### ABOUT THIS EXERCISE
Return every line below exactly, leaving nothing out.

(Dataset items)
= Beginning of Section =

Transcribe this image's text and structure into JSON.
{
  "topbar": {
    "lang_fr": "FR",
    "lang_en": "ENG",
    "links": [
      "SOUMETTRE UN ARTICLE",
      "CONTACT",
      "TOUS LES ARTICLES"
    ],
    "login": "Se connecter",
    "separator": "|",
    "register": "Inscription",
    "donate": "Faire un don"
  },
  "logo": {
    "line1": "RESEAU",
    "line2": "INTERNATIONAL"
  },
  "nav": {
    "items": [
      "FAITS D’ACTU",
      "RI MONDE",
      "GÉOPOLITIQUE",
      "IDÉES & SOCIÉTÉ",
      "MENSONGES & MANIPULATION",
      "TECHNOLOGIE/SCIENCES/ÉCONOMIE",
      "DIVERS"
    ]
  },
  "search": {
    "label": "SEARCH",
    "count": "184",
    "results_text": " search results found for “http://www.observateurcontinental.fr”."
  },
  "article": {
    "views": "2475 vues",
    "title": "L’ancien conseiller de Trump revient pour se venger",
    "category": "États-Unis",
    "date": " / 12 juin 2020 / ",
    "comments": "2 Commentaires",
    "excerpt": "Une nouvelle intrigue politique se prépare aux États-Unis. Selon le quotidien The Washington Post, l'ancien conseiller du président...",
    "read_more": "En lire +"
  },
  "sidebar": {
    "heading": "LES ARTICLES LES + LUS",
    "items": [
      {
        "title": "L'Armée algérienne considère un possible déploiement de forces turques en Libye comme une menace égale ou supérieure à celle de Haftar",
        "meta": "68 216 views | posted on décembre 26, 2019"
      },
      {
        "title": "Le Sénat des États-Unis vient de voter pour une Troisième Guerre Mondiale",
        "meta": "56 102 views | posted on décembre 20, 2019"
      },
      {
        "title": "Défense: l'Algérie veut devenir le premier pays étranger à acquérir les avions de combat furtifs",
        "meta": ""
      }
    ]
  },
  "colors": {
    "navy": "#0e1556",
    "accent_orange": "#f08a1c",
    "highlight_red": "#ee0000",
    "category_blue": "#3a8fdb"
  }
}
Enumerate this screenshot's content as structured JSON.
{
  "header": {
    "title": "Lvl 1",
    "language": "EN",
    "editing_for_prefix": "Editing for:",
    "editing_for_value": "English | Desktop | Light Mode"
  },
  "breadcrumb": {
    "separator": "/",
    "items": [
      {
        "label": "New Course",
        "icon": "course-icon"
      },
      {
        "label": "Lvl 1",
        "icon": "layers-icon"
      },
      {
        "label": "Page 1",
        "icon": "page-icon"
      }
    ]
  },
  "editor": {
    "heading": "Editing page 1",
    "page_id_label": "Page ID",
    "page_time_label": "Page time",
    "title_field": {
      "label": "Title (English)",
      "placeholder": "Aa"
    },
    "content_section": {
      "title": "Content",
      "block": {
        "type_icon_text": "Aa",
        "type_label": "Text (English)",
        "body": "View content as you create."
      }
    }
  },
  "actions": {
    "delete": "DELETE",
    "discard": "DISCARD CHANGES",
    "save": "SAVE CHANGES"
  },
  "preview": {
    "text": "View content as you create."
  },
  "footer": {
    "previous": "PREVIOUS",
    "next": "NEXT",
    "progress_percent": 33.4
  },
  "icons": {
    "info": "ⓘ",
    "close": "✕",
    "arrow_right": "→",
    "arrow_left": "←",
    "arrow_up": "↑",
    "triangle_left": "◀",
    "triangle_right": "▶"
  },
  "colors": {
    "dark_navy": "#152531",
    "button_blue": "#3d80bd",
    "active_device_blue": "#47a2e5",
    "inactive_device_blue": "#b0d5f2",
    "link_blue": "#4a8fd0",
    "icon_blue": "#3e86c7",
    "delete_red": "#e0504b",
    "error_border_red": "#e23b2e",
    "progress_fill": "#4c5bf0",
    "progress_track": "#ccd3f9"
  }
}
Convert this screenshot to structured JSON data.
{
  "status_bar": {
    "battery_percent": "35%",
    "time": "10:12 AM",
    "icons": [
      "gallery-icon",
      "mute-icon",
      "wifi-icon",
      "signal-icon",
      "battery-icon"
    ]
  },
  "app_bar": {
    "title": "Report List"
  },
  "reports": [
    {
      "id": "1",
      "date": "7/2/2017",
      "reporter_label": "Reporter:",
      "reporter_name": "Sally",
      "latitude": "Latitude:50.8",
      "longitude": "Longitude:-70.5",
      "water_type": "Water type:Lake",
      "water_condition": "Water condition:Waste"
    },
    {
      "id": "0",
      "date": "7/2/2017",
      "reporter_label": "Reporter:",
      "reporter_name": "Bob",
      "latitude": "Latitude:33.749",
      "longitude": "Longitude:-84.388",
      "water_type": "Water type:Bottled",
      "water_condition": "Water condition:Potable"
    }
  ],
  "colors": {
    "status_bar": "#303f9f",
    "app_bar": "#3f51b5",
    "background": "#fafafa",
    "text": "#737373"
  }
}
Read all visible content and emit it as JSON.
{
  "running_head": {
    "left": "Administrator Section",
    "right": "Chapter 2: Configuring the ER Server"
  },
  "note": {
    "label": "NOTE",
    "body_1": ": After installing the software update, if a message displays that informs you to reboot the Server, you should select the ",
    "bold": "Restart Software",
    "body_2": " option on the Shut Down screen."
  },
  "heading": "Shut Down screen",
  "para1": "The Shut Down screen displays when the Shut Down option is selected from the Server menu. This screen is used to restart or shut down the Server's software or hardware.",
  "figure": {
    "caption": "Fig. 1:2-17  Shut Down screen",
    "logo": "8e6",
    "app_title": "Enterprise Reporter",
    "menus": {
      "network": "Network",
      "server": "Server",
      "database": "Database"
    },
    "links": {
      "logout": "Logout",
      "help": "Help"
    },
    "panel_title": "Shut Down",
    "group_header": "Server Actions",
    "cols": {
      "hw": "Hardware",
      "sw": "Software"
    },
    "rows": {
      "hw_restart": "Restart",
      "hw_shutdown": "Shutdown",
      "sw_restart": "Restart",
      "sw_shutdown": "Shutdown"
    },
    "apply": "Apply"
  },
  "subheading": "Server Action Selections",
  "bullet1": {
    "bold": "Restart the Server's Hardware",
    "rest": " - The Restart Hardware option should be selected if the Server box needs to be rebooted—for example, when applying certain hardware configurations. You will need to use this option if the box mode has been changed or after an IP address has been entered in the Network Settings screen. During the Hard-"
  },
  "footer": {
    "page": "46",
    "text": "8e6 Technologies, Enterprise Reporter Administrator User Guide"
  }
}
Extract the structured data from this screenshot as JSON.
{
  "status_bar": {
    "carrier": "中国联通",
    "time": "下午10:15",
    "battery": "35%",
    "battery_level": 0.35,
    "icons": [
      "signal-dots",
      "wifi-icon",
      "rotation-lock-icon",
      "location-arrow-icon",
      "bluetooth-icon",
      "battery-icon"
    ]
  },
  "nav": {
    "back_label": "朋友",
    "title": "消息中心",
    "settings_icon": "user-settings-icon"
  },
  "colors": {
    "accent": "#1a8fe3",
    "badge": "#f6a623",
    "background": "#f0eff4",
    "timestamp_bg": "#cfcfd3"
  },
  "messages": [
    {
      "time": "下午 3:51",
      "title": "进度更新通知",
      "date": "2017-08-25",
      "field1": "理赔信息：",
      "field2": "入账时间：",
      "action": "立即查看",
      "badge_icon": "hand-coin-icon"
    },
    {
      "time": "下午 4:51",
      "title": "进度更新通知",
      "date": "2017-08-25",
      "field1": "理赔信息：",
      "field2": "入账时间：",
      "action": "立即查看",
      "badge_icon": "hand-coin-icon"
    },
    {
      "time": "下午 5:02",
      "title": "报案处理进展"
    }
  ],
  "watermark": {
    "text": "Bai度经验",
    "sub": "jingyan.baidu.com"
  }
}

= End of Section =

### RESPONSE BOX
Transcribe this image's text and structure into JSON.
{
  "topbar": {
    "lang_fr": "FR",
    "lang_en": "ENG",
    "links": [
      "SOUMETTRE UN ARTICLE",
      "CONTACT",
      "TOUS LES ARTICLES"
    ],
    "login": "Se connecter",
    "separator": "|",
    "register": "Inscription",
    "donate": "Faire un don"
  },
  "logo": {
    "line1": "RESEAU",
    "line2": "INTERNATIONAL"
  },
  "nav": {
    "items": [
      "FAITS D’ACTU",
      "RI MONDE",
      "GÉOPOLITIQUE",
      "IDÉES & SOCIÉTÉ",
      "MENSONGES & MANIPULATION",
      "TECHNOLOGIE/SCIENCES/ÉCONOMIE",
      "DIVERS"
    ]
  },
  "search": {
    "label": "SEARCH",
    "count": "184",
    "results_text": " search results found for “http://www.observateurcontinental.fr”."
  },
  "article": {
    "views": "2475 vues",
    "title": "L’ancien conseiller de Trump revient pour se venger",
    "category": "États-Unis",
    "date": " / 12 juin 2020 / ",
    "comments": "2 Commentaires",
    "excerpt": "Une nouvelle intrigue politique se prépare aux États-Unis. Selon le quotidien The Washington Post, l'ancien conseiller du président...",
    "read_more": "En lire +"
  },
  "sidebar": {
    "heading": "LES ARTICLES LES + LUS",
    "items": [
      {
        "title": "L'Armée algérienne considère un possible déploiement de forces turques en Libye comme une menace égale ou supérieure à celle de Haftar",
        "meta": "68 216 views | posted on décembre 26, 2019"
      },
      {
        "title": "Le Sénat des États-Unis vient de voter pour une Troisième Guerre Mondiale",
        "meta": "56 102 views | posted on décembre 20, 2019"
      },
      {
        "title": "Défense: l'Algérie veut devenir le premier pays étranger à acquérir les avions de combat furtifs",
        "meta": ""
      }
    ]
  },
  "colors": {
    "navy": "#0e1556",
    "accent_orange": "#f08a1c",
    "highlight_red": "#ee0000",
    "category_blue": "#3a8fdb"
  }
}
Enumerate this screenshot's content as structured JSON.
{
  "header": {
    "title": "Lvl 1",
    "language": "EN",
    "editing_for_prefix": "Editing for:",
    "editing_for_value": "English | Desktop | Light Mode"
  },
  "breadcrumb": {
    "separator": "/",
    "items": [
      {
        "label": "New Course",
        "icon": "course-icon"
      },
      {
        "label": "Lvl 1",
        "icon": "layers-icon"
      },
      {
        "label": "Page 1",
        "icon": "page-icon"
      }
    ]
  },
  "editor": {
    "heading": "Editing page 1",
    "page_id_label": "Page ID",
    "page_time_label": "Page time",
    "title_field": {
      "label": "Title (English)",
      "placeholder": "Aa"
    },
    "content_section": {
      "title": "Content",
      "block": {
        "type_icon_text": "Aa",
        "type_label": "Text (English)",
        "body": "View content as you create."
      }
    }
  },
  "actions": {
    "delete": "DELETE",
    "discard": "DISCARD CHANGES",
    "save": "SAVE CHANGES"
  },
  "preview": {
    "text": "View content as you create."
  },
  "footer": {
    "previous": "PREVIOUS",
    "next": "NEXT",
    "progress_percent": 33.4
  },
  "icons": {
    "info": "ⓘ",
    "close": "✕",
    "arrow_right": "→",
    "arrow_left": "←",
    "arrow_up": "↑",
    "triangle_left": "◀",
    "triangle_right": "▶"
  },
  "colors": {
    "dark_navy": "#152531",
    "button_blue": "#3d80bd",
    "active_device_blue": "#47a2e5",
    "inactive_device_blue": "#b0d5f2",
    "link_blue": "#4a8fd0",
    "icon_blue": "#3e86c7",
    "delete_red": "#e0504b",
    "error_border_red": "#e23b2e",
    "progress_fill": "#4c5bf0",
    "progress_track": "#ccd3f9"
  }
}
Convert this screenshot to structured JSON data.
{
  "status_bar": {
    "battery_percent": "35%",
    "time": "10:12 AM",
    "icons": [
      "gallery-icon",
      "mute-icon",
      "wifi-icon",
      "signal-icon",
      "battery-icon"
    ]
  },
  "app_bar": {
    "title": "Report List"
  },
  "reports": [
    {
      "id": "1",
      "date": "7/2/2017",
      "reporter_label": "Reporter:",
      "reporter_name": "Sally",
      "latitude": "Latitude:50.8",
      "longitude": "Longitude:-70.5",
      "water_type": "Water type:Lake",
      "water_condition": "Water condition:Waste"
    },
    {
      "id": "0",
      "date": "7/2/2017",
      "reporter_label": "Reporter:",
      "reporter_name": "Bob",
      "latitude": "Latitude:33.749",
      "longitude": "Longitude:-84.388",
      "water_type": "Water type:Bottled",
      "water_condition": "Water condition:Potable"
    }
  ],
  "colors": {
    "status_bar": "#303f9f",
    "app_bar": "#3f51b5",
    "background": "#fafafa",
    "text": "#737373"
  }
}
Read all visible content and emit it as JSON.
{
  "running_head": {
    "left": "Administrator Section",
    "right": "Chapter 2: Configuring the ER Server"
  },
  "note": {
    "label": "NOTE",
    "body_1": ": After installing the software update, if a message displays that informs you to reboot the Server, you should select the ",
    "bold": "Restart Software",
    "body_2": " option on the Shut Down screen."
  },
  "heading": "Shut Down screen",
  "para1": "The Shut Down screen displays when the Shut Down option is selected from the Server menu. This screen is used to restart or shut down the Server's software or hardware.",
  "figure": {
    "caption": "Fig. 1:2-17  Shut Down screen",
    "logo": "8e6",
    "app_title": "Enterprise Reporter",
    "menus": {
      "network": "Network",
      "server": "Server",
      "database": "Database"
    },
    "links": {
      "logout": "Logout",
      "help": "Help"
    },
    "panel_title": "Shut Down",
    "group_header": "Server Actions",
    "cols": {
      "hw": "Hardware",
      "sw": "Software"
    },
    "rows": {
      "hw_restart": "Restart",
      "hw_shutdown": "Shutdown",
      "sw_restart": "Restart",
      "sw_shutdown": "Shutdown"
    },
    "apply": "Apply"
  },
  "subheading": "Server Action Selections",
  "bullet1": {
    "bold": "Restart the Server's Hardware",
    "rest": " - The Restart Hardware option should be selected if the Server box needs to be rebooted—for example, when applying certain hardware configurations. You will need to use this option if the box mode has been changed or after an IP address has been entered in the Network Settings screen. During the Hard-"
  },
  "footer": {
    "page": "46",
    "text": "8e6 Technologies, Enterprise Reporter Administrator User Guide"
  }
}
Extract the structured data from this screenshot as JSON.
{
  "status_bar": {
    "carrier": "中国联通",
    "time": "下午10:15",
    "battery": "35%",
    "battery_level": 0.35,
    "icons": [
      "signal-dots",
      "wifi-icon",
      "rotation-lock-icon",
      "location-arrow-icon",
      "bluetooth-icon",
      "battery-icon"
    ]
  },
  "nav": {
    "back_label": "朋友",
    "title": "消息中心",
    "settings_icon": "user-settings-icon"
  },
  "colors": {
    "accent": "#1a8fe3",
    "badge": "#f6a623",
    "background": "#f0eff4",
    "timestamp_bg": "#cfcfd3"
  },
  "messages": [
    {
      "time": "下午 3:51",
      "title": "进度更新通知",
      "date": "2017-08-25",
      "field1": "理赔信息：",
      "field2": "入账时间：",
      "action": "立即查看",
      "badge_icon": "hand-coin-icon"
    },
    {
      "time": "下午 4:51",
      "title": "进度更新通知",
      "date": "2017-08-25",
      "field1": "理赔信息：",
      "field2": "入账时间：",
      "action": "立即查看",
      "badge_icon": "hand-coin-icon"
    },
    {
      "time": "下午 5:02",
      "title": "报案处理进展"
    }
  ],
  "watermark": {
    "text": "Bai度经验",
    "sub": "jingyan.baidu.com"
  }
}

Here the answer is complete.